FAR FIELD SLIP RATE D
~ 35 mm/yr

Z.
-
K. Shen



PACIFIC
-
NORTH AMERICA PLATE BOUNDARY
ZONE: PLATE MOTION & ELASTIC STRAIN

~ 50 mm/yr
plate motion
spread over
~ 1000 km

~ 35 mm/yr
elastic strain
accumulation
from locked
San Andreas
in region
~ 100 km wide

Locked strain
will be
released in
earthquakes

Since last
earthquake in
1857 ~ 5 m slip
accumulated

Elastic
strain

Broad
PBZ

EARTHQUAKE CYCLE


INTERSEISMIC:


India subducts beneath
Burma at about 20
mm/yr


Fault interface is locked


EARTHQUAKE
(COSEISMIC):


Fault interface slips,
overriding plate
rebounds, releasing
accumulated motion
and generating tsunami


HOW OFTEN:


Fault slipped ~ 10 m
--
> 10000 mm / 20 mm/yr = 500 yr

Longer if some slip is aseismic


Faults aren’t exactly periodic, likely because chaotic
nature of rupture controls when large earthquakes occur

INDIA

BURMA

Tsunami generated

SUMATRA TRENCH

TSUNAMI GENERATED ALONG FAULT, WHERE SEA FLOOR
DISPLACED, AND SPREADS OUTWARD

http://staff.aist.go.jp/kenji.satake/animation.gif

Red
-

up motion, blue down

Hyndeman and Wang, 1993

SEISMIC WAVES

COMPRESSIONAL
(P)

AND SHEAR (S)
WAVES

P waves
longitudinal waves

S waves transverse
waves


P waves travel
faster

S waves from
earthquake
generally larger

EARTHQUAKE LOCATION

Least squares fit to travel times



Accuracy (truth) depends primarily on
velocity model



Precision (formal uncertainty) depends
primarily on network geometry (close
stations & eq within network help)



Locations can be accurate but
imprecise or precise but inaccurate (line
up nicely but displaced from fault)

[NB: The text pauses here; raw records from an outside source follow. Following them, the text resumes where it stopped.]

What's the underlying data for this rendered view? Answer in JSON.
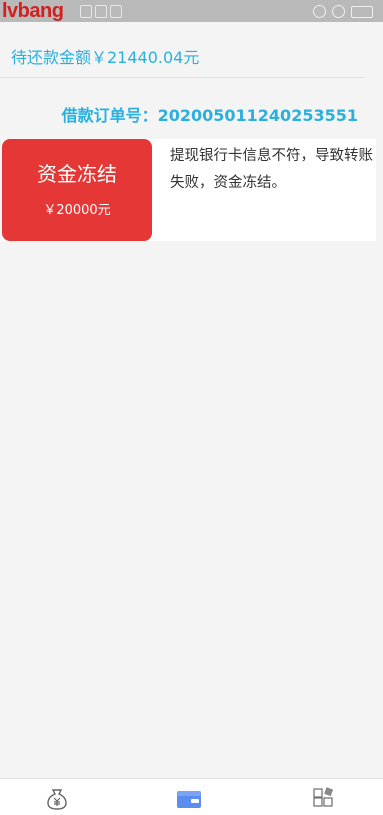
{
  "statusbar": {
    "brand": "lvbang"
  },
  "summary": {
    "pending_repayment": "待还款金额￥21440.04元"
  },
  "loan": {
    "order_label": "借款订单号：202005011240253551",
    "status_title": "资金冻结",
    "status_amount": "￥20000元",
    "reason": "提现银行卡信息不符，导致转账失败，资金冻结。"
  },
  "bottom_nav": {
    "items": [
      {
        "icon": "money-bag-icon"
      },
      {
        "icon": "wallet-icon",
        "active": true
      },
      {
        "icon": "grid-apps-icon"
      }
    ]
  },
  "colors": {
    "accent": "#2bb0de",
    "status_red": "#e63737",
    "wallet_blue": "#5b8def"
  }
}
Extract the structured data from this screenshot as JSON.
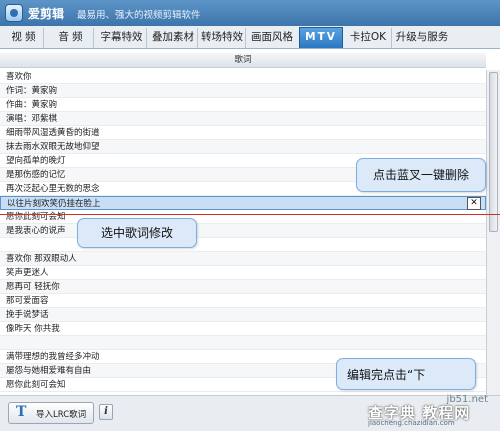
{
  "app": {
    "title": "爱剪辑",
    "slogan": "最易用、强大的视频剪辑软件"
  },
  "tabs": [
    {
      "label": "视 频"
    },
    {
      "label": "音 频"
    },
    {
      "label": "字幕特效"
    },
    {
      "label": "叠加素材"
    },
    {
      "label": "转场特效"
    },
    {
      "label": "画面风格"
    },
    {
      "label": "MTV"
    },
    {
      "label": "卡拉OK"
    },
    {
      "label": "升级与服务"
    }
  ],
  "active_tab": "MTV",
  "lyrics_header": "歌词",
  "lyrics": [
    "喜欢你",
    "作词：黄家驹",
    "作曲：黄家驹",
    "演唱：邓紫棋",
    "细雨带风湿透黄昏的街道",
    "抹去雨水双眼无故地仰望",
    "望向孤单的晚灯",
    "是那伤感的记忆",
    "再次泛起心里无数的思念",
    "以往片刻欢笑仍挂在脸上",
    "愿你此刻可会知",
    "是我衷心的说声",
    "",
    "喜欢你 那双眼动人",
    "笑声更迷人",
    "愿再可 轻抚你",
    "那可爱面容",
    "挽手说梦话",
    "像昨天 你共我",
    "",
    "满带理想的我曾经多冲动",
    "屡怨与她相爱难有自由",
    "愿你此刻可会知"
  ],
  "selected_index": 9,
  "delete_icon": "close-icon",
  "callouts": {
    "delete_tip": "点击蓝叉一键删除",
    "select_tip": "选中歌词修改",
    "done_tip": "编辑完点击“下"
  },
  "footer": {
    "import_icon_glyph": "T",
    "import_label": "导入LRC歌词",
    "info_glyph": "i"
  },
  "watermark": {
    "url": "jb51.net",
    "big": "查字典 教程网",
    "small": "jiaocheng.chazidian.com"
  },
  "colors": {
    "title_bar": "#3d74ab",
    "active_tab": "#2a78c3",
    "selected_row": "#c8def5",
    "callout_bg": "#dbe9f9",
    "red_line": "#d0302a"
  }
}
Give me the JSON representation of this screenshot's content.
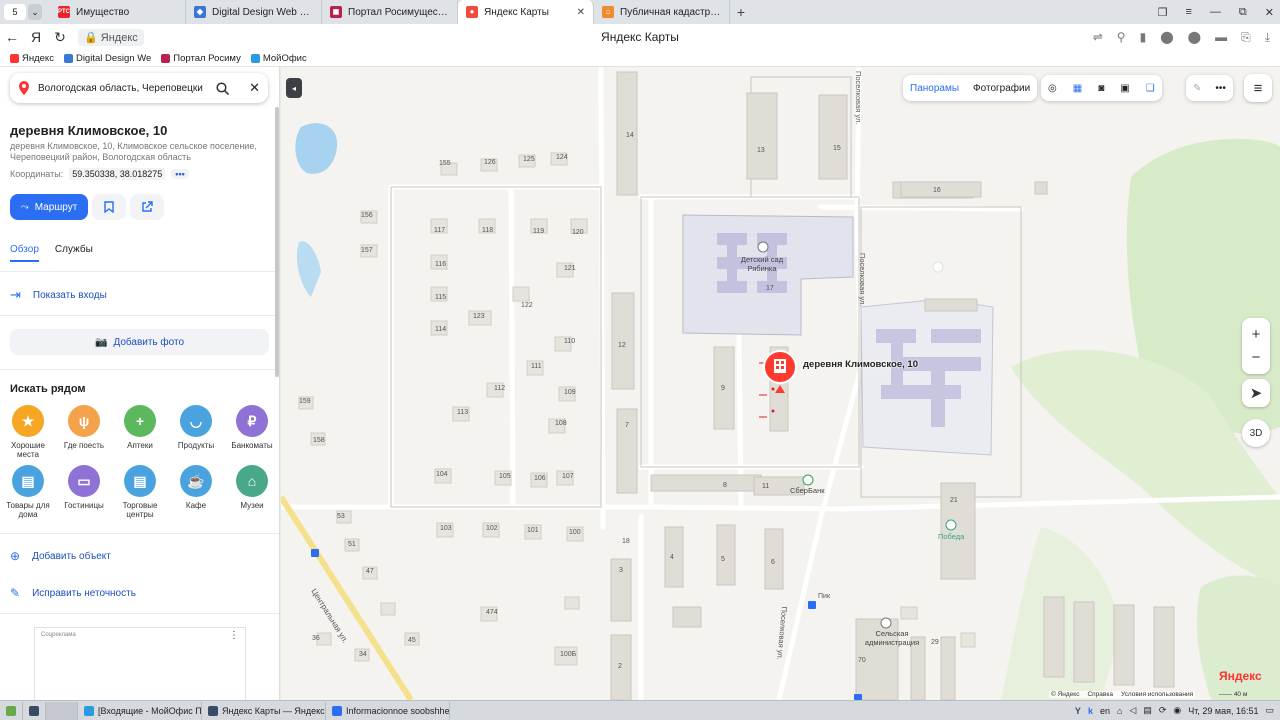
{
  "browser": {
    "tab_counter": "5",
    "tabs": [
      {
        "label": "Имущество",
        "fav": "РТС",
        "color": "#e8242b"
      },
      {
        "label": "Digital Design Web Client",
        "fav": "◆",
        "color": "#3a78d6"
      },
      {
        "label": "Портал Росимущества",
        "fav": "◼",
        "color": "#b8204e"
      },
      {
        "label": "Яндекс Карты",
        "fav": "●",
        "color": "#f04a3b",
        "active": true
      },
      {
        "label": "Публичная кадастровая",
        "fav": "⌂",
        "color": "#f08a2a"
      }
    ],
    "address_host": "Яндекс",
    "page_title": "Яндекс Карты",
    "bookmarks": [
      {
        "label": "Яндекс",
        "color": "#f33"
      },
      {
        "label": "Digital Design We",
        "color": "#3a78d6"
      },
      {
        "label": "Портал Росиму",
        "color": "#b8204e"
      },
      {
        "label": "МойОфис",
        "color": "#2b9be0"
      }
    ]
  },
  "panel": {
    "search_value": "Вологодская область, Череповецки",
    "title": "деревня Климовское, 10",
    "address": "деревня Климовское, 10, Климовское сельское поселение, Череповецкий район, Вологодская область",
    "coords_label": "Координаты:",
    "coords_value": "59.350338, 38.018275",
    "coords_more": "•••",
    "route_label": "Маршрут",
    "tab_overview": "Обзор",
    "tab_services": "Службы",
    "show_entrances": "Показать входы",
    "add_photo": "Добавить фото",
    "nearby_title": "Искать рядом",
    "categories": [
      {
        "label": "Хорошие места",
        "color": "#f5a623",
        "glyph": "★"
      },
      {
        "label": "Где поесть",
        "color": "#f4a24b",
        "glyph": "ψ"
      },
      {
        "label": "Аптеки",
        "color": "#5cb85c",
        "glyph": "+"
      },
      {
        "label": "Продукты",
        "color": "#4aa3df",
        "glyph": "◡"
      },
      {
        "label": "Банкоматы",
        "color": "#8e72d6",
        "glyph": "₽"
      },
      {
        "label": "Товары для дома",
        "color": "#4aa3df",
        "glyph": "▤"
      },
      {
        "label": "Гостиницы",
        "color": "#8e72d6",
        "glyph": "▭"
      },
      {
        "label": "Торговые центры",
        "color": "#4aa3df",
        "glyph": "▤"
      },
      {
        "label": "Кафе",
        "color": "#4aa3df",
        "glyph": "☕"
      },
      {
        "label": "Музеи",
        "color": "#4aa88a",
        "glyph": "⌂"
      }
    ],
    "add_object": "Добавить объект",
    "fix_error": "Исправить неточность",
    "ad_label": "Соцреклама"
  },
  "map": {
    "toolbar_panoramas": "Панорамы",
    "toolbar_photos": "Фотографии",
    "marker_label": "деревня Климовское, 10",
    "zoom_in": "+",
    "zoom_out": "−",
    "btn_3d": "3D",
    "logo": "Яндекс",
    "copyright": "© Яндекс",
    "help": "Справка",
    "terms": "Условия использования",
    "scale": "40 м",
    "labels": {
      "kindergarten": "Детский сад Рябинка",
      "sberbank": "СберБанк",
      "pobeda": "Победа",
      "admin": "Сельская администрация",
      "street_central": "Центральная ул.",
      "street_poselkovaya1": "Поселковая ул.",
      "street_poselkovaya2": "Поселковая ул.",
      "street_poselkovaya3": "Поселковая ул."
    },
    "house_numbers": [
      "14",
      "13",
      "15",
      "16",
      "155",
      "126",
      "125",
      "124",
      "156",
      "157",
      "117",
      "118",
      "119",
      "120",
      "121",
      "116",
      "122",
      "115",
      "123",
      "114",
      "110",
      "111",
      "112",
      "109",
      "113",
      "108",
      "159",
      "158",
      "104",
      "105",
      "106",
      "107",
      "103",
      "102",
      "101",
      "100",
      "53",
      "51",
      "47",
      "474",
      "45",
      "36",
      "34",
      "100Б",
      "12",
      "9",
      "7",
      "8",
      "11",
      "17",
      "18",
      "4",
      "5",
      "6",
      "3",
      "2",
      "21",
      "29",
      "70",
      "Пик"
    ]
  },
  "taskbar": {
    "items": [
      {
        "label": "[Входящие - МойОфис П...",
        "color": "#2b9be0"
      },
      {
        "label": "Яндекс Карты — Яндекс ...",
        "color": "#3a4b66"
      },
      {
        "label": "Informacionnoe soobshhe...",
        "color": "#2b6ef3"
      }
    ],
    "lang": "en",
    "clock": "Чт, 29 мая, 16:51"
  }
}
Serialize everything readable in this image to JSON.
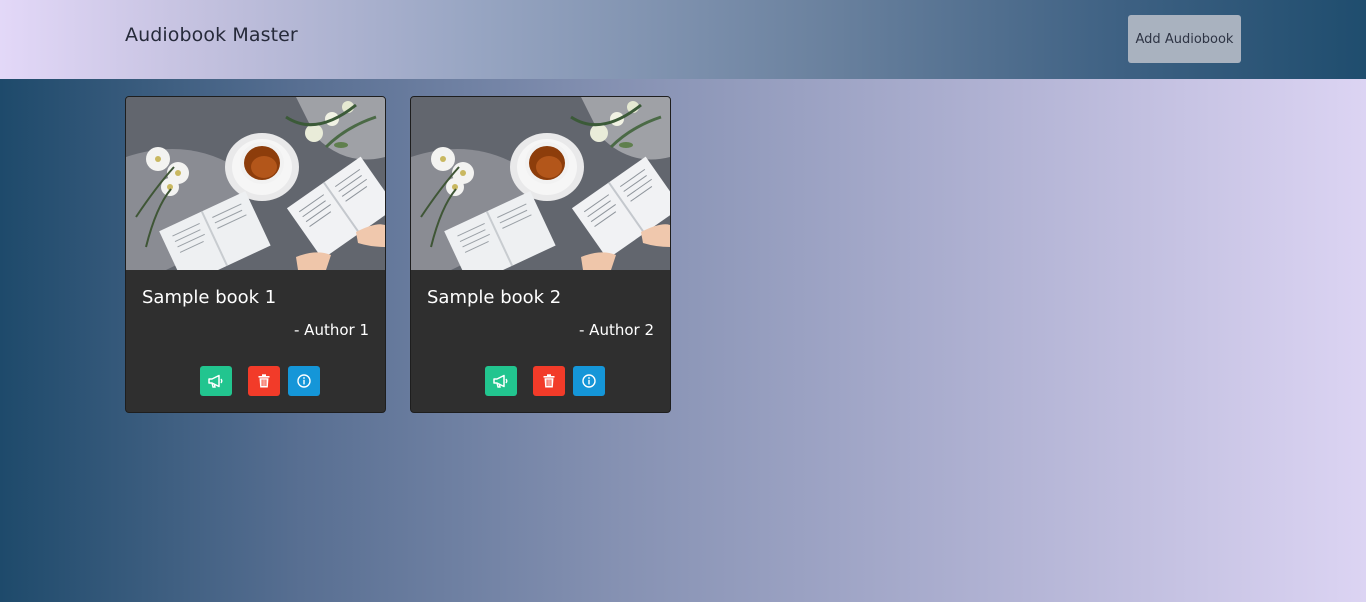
{
  "header": {
    "brand": "Audiobook Master",
    "add_button_label": "Add Audiobook"
  },
  "books": [
    {
      "title": "Sample book 1",
      "author": "- Author 1",
      "image_alt": "tea cup and open books"
    },
    {
      "title": "Sample book 2",
      "author": "- Author 2",
      "image_alt": "tea cup and open books"
    }
  ],
  "actions": {
    "announce_icon": "megaphone-icon",
    "delete_icon": "trash-icon",
    "info_icon": "info-circle-icon"
  },
  "colors": {
    "card_bg": "#2f2f2f",
    "announce": "#22c58f",
    "delete": "#f23b29",
    "info": "#1596d8",
    "add_button": "#a9b2bf"
  }
}
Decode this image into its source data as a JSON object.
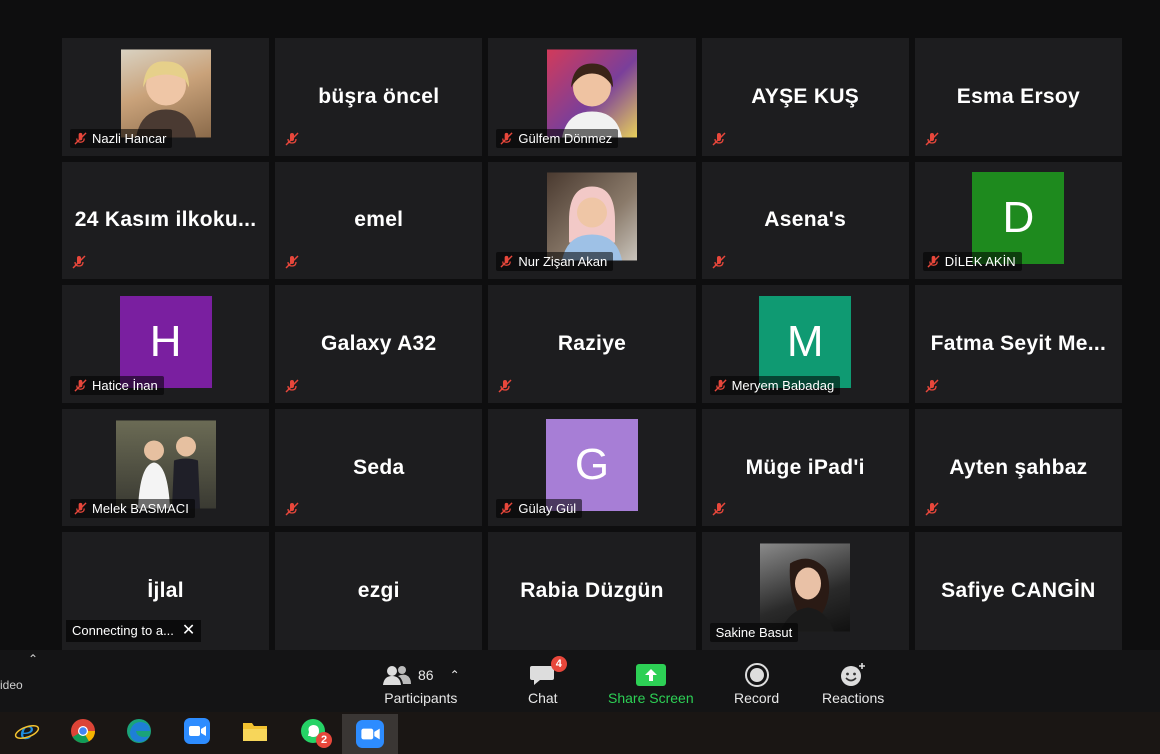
{
  "tiles": [
    {
      "name": "Nazli Hancar",
      "type": "photo"
    },
    {
      "name": "büşra öncel",
      "type": "name"
    },
    {
      "name": "Gülfem Dönmez",
      "type": "photo"
    },
    {
      "name": "AYŞE KUŞ",
      "type": "name"
    },
    {
      "name": "Esma Ersoy",
      "type": "name"
    },
    {
      "name": "24 Kasım ilkoku...",
      "type": "name"
    },
    {
      "name": "emel",
      "type": "name"
    },
    {
      "name": "Nur Zişan Akan",
      "type": "photo"
    },
    {
      "name": "Asena's",
      "type": "name"
    },
    {
      "name": "DİLEK AKİN",
      "type": "avatar",
      "letter": "D",
      "color": "#1e8a1e"
    },
    {
      "name": "Hatice İnan",
      "type": "avatar",
      "letter": "H",
      "color": "#7a1fa0"
    },
    {
      "name": "Galaxy A32",
      "type": "name"
    },
    {
      "name": "Raziye",
      "type": "name"
    },
    {
      "name": "Meryem Babadag",
      "type": "avatar",
      "letter": "M",
      "color": "#0f9a72"
    },
    {
      "name": "Fatma Seyit Me...",
      "type": "name"
    },
    {
      "name": "Melek BASMACI",
      "type": "photo"
    },
    {
      "name": "Seda",
      "type": "name"
    },
    {
      "name": "Gülay Gül",
      "type": "avatar",
      "letter": "G",
      "color": "#a77ed6"
    },
    {
      "name": "Müge iPad'i",
      "type": "name"
    },
    {
      "name": "Ayten şahbaz",
      "type": "name"
    },
    {
      "name": "İjlal",
      "type": "name"
    },
    {
      "name": "ezgi",
      "type": "name"
    },
    {
      "name": "Rabia Düzgün",
      "type": "name"
    },
    {
      "name": "Sakine Basut",
      "type": "photo"
    },
    {
      "name": "Safiye CANGİN",
      "type": "name"
    }
  ],
  "connecting": "Connecting to a...",
  "toolbar": {
    "participants_label": "Participants",
    "participants_count": "86",
    "chat_label": "Chat",
    "chat_badge": "4",
    "share_label": "Share Screen",
    "record_label": "Record",
    "reactions_label": "Reactions"
  },
  "left_edge": "ideo",
  "taskbar": {
    "whatsapp_badge": "2"
  },
  "colors": {
    "share_green": "#2dd055",
    "mute_red": "#e8473b"
  }
}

Epicenters (surface positions) better
determined than depths or hypocenters
(3D positions) because seismometers only
on surface

IMPROVE EARTHQUAKE LOCATION

Precision can be improved by relative
location methods like Joint Epicenter
Determination (JED) or master event

Or via better velocity
model, including methods
that simultaneously
improve velocity model
(double
-
difference
tomography)

Dewey, 1987

IMPROVE EARTHQUAKE LOCATION

Precision can be improved by relative
location methods like Joint Epicenter
Determination (JED) or master event

Or via better velocity
model, including methods
that simultaneously
improve velocity model
(double
-
difference
tomography)

Dewey, 1987